I’m all for a good Christmas, but I’m also all for trying to minimise the impact of COVID-19. I’m also raising an eyebrow as to why other religious holidays this year were “cancelled”, whilst Christmas allows for an easing of restrictions for a five-day period.
The government recently announced that there will be a five-day grace period over Christmas where a household can be with two other bubbles. This applies to England and the other three devolved nations.
At first, this sounds like great news. Christmas is all about spending time with loved ones and the three household bubble strategy does just that.
However, on second thoughts, this seems slightly unfair to those who don’t celebrate Christmas; their celebrations were basically cancelled this year, so why does Christmas have exceptions?
With these exceptions, families can mix with two other households and even stay overnight. Travel restrictions will also be lifted. This sounds lovely but why were other religious holidays excluded?
The UK has a population of just under 67.9 million. The question that arises is what does the religious breakdown of the population look like. The following statistics are from the 2018 BSA survey on religion in the UK.
- 52% of the population identified as having no religious affiliation
- 38% of the population identified as Christian
- 12% of Christians identified as Church of England
- 7% of Christians identified as Roman Catholic
- 2% of Christians identified as Methodist
- 0.5% identified as Baptist
- 9% of Christians identified as being part of no denomination
- 4% Identified as other Christians not affiliated with any of the above
- 9% of the population identified as being affiliated with non-Christian faiths
- 6% identified as Muslim
- 0.5% identified as Jewish
- 3% identified as other
In Northern Ireland, the majority of the population identify as being part of a root of Christianity. From the 2011 Census (the next one comes out next year):
- 48.4% of the population identified Protestant
- 45.1% of the population identified as Catholic
- 0.9% of the population identified as ‘other’
- 5.6% identified as having no religious affiliation
The statistics for the UK are two years old and the ones for Northern Ireland are from 2011, but they are still good indicators of the makeup of the UK.
From those statistics, at least 38% of the UK population celebrate Christmas, whilst 92.5% of Northern Ireland celebrate it. The percentage looks quite low for the UK but it is important to remember that Christmas has become more of a secular holiday. Rather, Christmas has become more of a universally celebrated holiday.
Today, Christmas has turned from just a religious holiday to a commercialised celebration. Even though the UK population is only around 38% Christians, around 91% of the UK’s population celebrate it. This statistic is from 2016 but it would be right to assume the number hasn’t changed much since. Therefore, it could be argued that lifting restrictions over the Christmas period is to appease the majority of the population.

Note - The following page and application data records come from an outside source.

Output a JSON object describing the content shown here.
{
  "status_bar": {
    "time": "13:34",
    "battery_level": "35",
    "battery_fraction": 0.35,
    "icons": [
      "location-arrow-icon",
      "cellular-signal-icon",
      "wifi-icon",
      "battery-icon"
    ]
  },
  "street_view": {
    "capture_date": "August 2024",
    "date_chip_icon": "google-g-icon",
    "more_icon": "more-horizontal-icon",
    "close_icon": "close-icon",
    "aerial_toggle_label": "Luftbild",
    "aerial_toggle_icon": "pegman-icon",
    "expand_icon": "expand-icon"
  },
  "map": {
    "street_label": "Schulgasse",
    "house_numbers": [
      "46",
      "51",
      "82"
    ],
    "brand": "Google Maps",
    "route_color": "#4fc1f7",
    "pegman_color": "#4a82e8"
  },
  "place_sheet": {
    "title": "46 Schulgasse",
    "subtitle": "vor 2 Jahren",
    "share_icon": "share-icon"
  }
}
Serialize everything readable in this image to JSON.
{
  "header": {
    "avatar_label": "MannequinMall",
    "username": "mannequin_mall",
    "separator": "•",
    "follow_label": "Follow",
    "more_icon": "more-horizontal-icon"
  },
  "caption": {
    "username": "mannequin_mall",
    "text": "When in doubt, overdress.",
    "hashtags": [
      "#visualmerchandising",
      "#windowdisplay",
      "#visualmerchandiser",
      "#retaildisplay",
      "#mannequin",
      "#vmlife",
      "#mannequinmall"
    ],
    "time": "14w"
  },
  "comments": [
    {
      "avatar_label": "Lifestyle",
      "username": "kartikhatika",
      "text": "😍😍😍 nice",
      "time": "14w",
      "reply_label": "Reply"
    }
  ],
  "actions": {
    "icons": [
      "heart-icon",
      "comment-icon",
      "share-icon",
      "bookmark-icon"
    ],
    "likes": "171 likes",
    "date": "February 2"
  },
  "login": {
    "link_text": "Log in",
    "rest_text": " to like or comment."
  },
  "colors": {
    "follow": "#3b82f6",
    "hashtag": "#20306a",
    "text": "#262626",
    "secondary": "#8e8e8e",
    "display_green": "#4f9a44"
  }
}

Nevertheless, something just doesn’t feel quite right. Although we are a very ‘white, Christian’ country, the UK is still extremely diverse so shouldn’t the government have been more sympathetic?
With COVID-19, facts over feelings seem to have dominated policy. COVID cases seem to be getting worse, much worse than a few moths ago so lifting restrictions at this moment may not be the best move.
Many areas across the UK have been, or are soon to be moved into Stage 3, such as London, Essex and the general South-Eastern area. COVID is worsening yet the government are happy to lift restrictions.
To add to the concern, Public Health England announced that for every one day that is relaxed over Christmas, an additional five days of tighter restrictions would need to be implemented. This means that the five days of grace from the 23rd-27th may cause for 25 days of tight restrictions.
Is this really worth it? Time will tell.